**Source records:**
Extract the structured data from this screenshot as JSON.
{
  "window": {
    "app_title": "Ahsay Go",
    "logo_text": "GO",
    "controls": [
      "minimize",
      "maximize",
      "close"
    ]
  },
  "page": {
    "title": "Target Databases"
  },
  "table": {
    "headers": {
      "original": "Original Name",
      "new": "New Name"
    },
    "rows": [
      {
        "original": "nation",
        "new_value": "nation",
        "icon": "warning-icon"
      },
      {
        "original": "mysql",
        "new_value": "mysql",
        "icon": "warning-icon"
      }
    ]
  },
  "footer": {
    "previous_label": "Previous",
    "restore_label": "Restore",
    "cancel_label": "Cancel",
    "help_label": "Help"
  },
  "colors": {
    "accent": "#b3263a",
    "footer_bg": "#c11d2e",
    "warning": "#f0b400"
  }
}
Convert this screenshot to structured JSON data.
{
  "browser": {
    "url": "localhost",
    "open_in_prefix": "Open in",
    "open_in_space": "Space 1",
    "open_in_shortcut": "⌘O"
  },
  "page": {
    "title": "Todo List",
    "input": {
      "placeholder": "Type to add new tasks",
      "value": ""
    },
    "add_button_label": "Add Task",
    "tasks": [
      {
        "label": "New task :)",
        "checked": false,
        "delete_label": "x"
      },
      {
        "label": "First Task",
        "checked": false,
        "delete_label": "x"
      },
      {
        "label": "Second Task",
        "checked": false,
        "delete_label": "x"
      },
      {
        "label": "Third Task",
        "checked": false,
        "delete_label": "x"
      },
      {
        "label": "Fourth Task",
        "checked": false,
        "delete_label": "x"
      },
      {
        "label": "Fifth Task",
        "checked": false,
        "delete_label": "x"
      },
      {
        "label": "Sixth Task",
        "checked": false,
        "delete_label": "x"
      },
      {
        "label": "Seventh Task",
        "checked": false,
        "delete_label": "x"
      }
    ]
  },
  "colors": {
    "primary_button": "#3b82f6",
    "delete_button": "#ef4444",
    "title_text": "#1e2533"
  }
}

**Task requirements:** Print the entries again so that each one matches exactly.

**Solution:**
Extract the structured data from this screenshot as JSON.
{
  "window": {
    "app_title": "Ahsay Go",
    "logo_text": "GO",
    "controls": [
      "minimize",
      "maximize",
      "close"
    ]
  },
  "page": {
    "title": "Target Databases"
  },
  "table": {
    "headers": {
      "original": "Original Name",
      "new": "New Name"
    },
    "rows": [
      {
        "original": "nation",
        "new_value": "nation",
        "icon": "warning-icon"
      },
      {
        "original": "mysql",
        "new_value": "mysql",
        "icon": "warning-icon"
      }
    ]
  },
  "footer": {
    "previous_label": "Previous",
    "restore_label": "Restore",
    "cancel_label": "Cancel",
    "help_label": "Help"
  },
  "colors": {
    "accent": "#b3263a",
    "footer_bg": "#c11d2e",
    "warning": "#f0b400"
  }
}
Convert this screenshot to structured JSON data.
{
  "browser": {
    "url": "localhost",
    "open_in_prefix": "Open in",
    "open_in_space": "Space 1",
    "open_in_shortcut": "⌘O"
  },
  "page": {
    "title": "Todo List",
    "input": {
      "placeholder": "Type to add new tasks",
      "value": ""
    },
    "add_button_label": "Add Task",
    "tasks": [
      {
        "label": "New task :)",
        "checked": false,
        "delete_label": "x"
      },
      {
        "label": "First Task",
        "checked": false,
        "delete_label": "x"
      },
      {
        "label": "Second Task",
        "checked": false,
        "delete_label": "x"
      },
      {
        "label": "Third Task",
        "checked": false,
        "delete_label": "x"
      },
      {
        "label": "Fourth Task",
        "checked": false,
        "delete_label": "x"
      },
      {
        "label": "Fifth Task",
        "checked": false,
        "delete_label": "x"
      },
      {
        "label": "Sixth Task",
        "checked": false,
        "delete_label": "x"
      },
      {
        "label": "Seventh Task",
        "checked": false,
        "delete_label": "x"
      }
    ]
  },
  "colors": {
    "primary_button": "#3b82f6",
    "delete_button": "#ef4444",
    "title_text": "#1e2533"
  }
}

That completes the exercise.